Diggin’ this hay!


Joy Ufford photos

Feeding cattle takes work and skill

BONDURANT – What a horse team can’t do, perhaps a machine can accomplish. If a machine can’t do it, a person must follow through.

Feeding loose hay – unbound grass hay mowed down into swathes by horse teams or an old tractor in late summer, then dried and stacked by a crew of strong hands into overstuffed “loaves” for the winter into spring – uses all three techniques.

The winter hay-feeding crew is much smaller than the summer hay crew. For the Campbells on in Bondurant, it’s whittled down to one or two men who work the horse team, the machine and themselves every day they feed.

A “haydigger” was once a common sight throughout Sublette County, a backward-turned tractor with hydraulic hoses, limbs and teeth designed to drop onto a tall haystack, scoop out a large crawful of hay, turn and set it down just right on the haywagon.

Over and over and over again, so each additional layer of hay is settled and counterbalanced – a skillful coordination that is honed by trial, error, practice and success, as the load grows wider and taller.

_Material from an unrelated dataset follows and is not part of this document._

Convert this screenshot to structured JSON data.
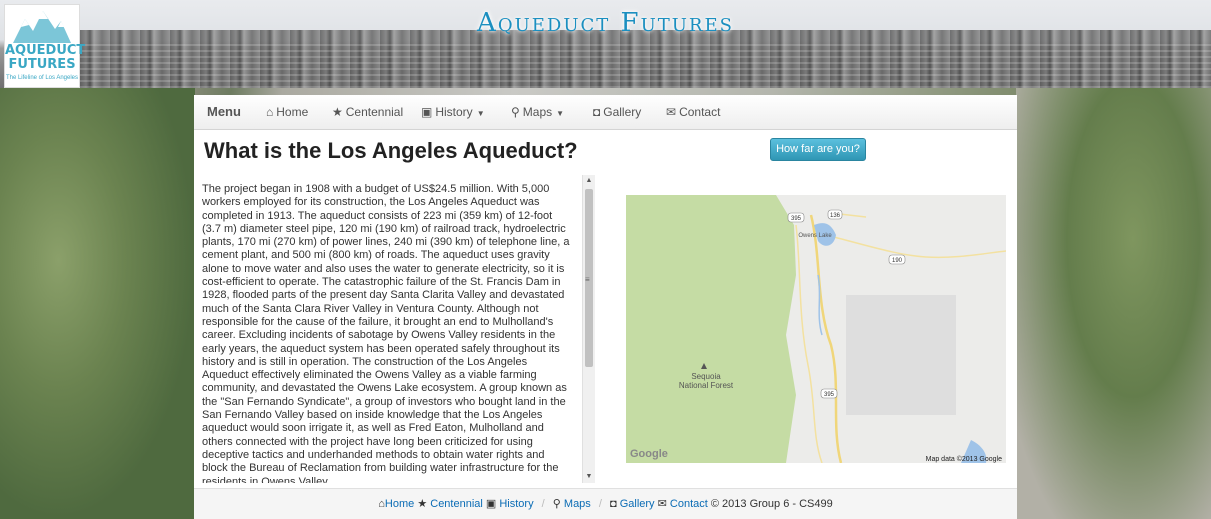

An experienced haydigger operator is usually the same one to climb on top of the load, get balanced then carefully peel the loose hay off with a pitchfork in time with the horses’ pace up the feed lanes. Too much hay will get trampled; not enough might be ignored. When it’s all done, he’ll turn the obedient team and head back to the stackyard and start the haydigger for another sweeping load.